Interface dataset entries
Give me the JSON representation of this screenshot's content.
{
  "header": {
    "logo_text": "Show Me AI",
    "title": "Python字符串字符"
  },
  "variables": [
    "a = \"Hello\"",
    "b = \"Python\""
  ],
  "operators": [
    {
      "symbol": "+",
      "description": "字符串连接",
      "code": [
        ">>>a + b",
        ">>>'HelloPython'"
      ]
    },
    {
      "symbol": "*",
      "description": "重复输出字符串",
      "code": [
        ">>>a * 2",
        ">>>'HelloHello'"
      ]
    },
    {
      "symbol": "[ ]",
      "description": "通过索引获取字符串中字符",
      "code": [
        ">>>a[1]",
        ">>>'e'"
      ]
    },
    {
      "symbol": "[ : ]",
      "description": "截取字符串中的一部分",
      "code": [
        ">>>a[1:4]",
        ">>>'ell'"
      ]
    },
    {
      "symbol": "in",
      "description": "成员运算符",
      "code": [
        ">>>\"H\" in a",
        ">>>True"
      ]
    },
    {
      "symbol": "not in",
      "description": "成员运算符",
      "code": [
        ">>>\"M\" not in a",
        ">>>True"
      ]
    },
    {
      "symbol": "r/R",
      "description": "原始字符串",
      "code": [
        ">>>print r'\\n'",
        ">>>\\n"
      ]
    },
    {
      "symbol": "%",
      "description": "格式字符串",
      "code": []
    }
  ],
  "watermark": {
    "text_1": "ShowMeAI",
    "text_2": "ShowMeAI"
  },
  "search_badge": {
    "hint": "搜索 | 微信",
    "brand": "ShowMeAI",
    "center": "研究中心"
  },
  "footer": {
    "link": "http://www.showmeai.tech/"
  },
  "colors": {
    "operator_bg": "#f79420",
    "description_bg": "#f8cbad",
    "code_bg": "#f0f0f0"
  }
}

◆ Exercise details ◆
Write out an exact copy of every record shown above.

◆ Output of the task ◆
Give me the JSON representation of this screenshot's content.
{
  "header": {
    "logo_text": "Show Me AI",
    "title": "Python字符串字符"
  },
  "variables": [
    "a = \"Hello\"",
    "b = \"Python\""
  ],
  "operators": [
    {
      "symbol": "+",
      "description": "字符串连接",
      "code": [
        ">>>a + b",
        ">>>'HelloPython'"
      ]
    },
    {
      "symbol": "*",
      "description": "重复输出字符串",
      "code": [
        ">>>a * 2",
        ">>>'HelloHello'"
      ]
    },
    {
      "symbol": "[ ]",
      "description": "通过索引获取字符串中字符",
      "code": [
        ">>>a[1]",
        ">>>'e'"
      ]
    },
    {
      "symbol": "[ : ]",
      "description": "截取字符串中的一部分",
      "code": [
        ">>>a[1:4]",
        ">>>'ell'"
      ]
    },
    {
      "symbol": "in",
      "description": "成员运算符",
      "code": [
        ">>>\"H\" in a",
        ">>>True"
      ]
    },
    {
      "symbol": "not in",
      "description": "成员运算符",
      "code": [
        ">>>\"M\" not in a",
        ">>>True"
      ]
    },
    {
      "symbol": "r/R",
      "description": "原始字符串",
      "code": [
        ">>>print r'\\n'",
        ">>>\\n"
      ]
    },
    {
      "symbol": "%",
      "description": "格式字符串",
      "code": []
    }
  ],
  "watermark": {
    "text_1": "ShowMeAI",
    "text_2": "ShowMeAI"
  },
  "search_badge": {
    "hint": "搜索 | 微信",
    "brand": "ShowMeAI",
    "center": "研究中心"
  },
  "footer": {
    "link": "http://www.showmeai.tech/"
  },
  "colors": {
    "operator_bg": "#f79420",
    "description_bg": "#f8cbad",
    "code_bg": "#f0f0f0"
  }
}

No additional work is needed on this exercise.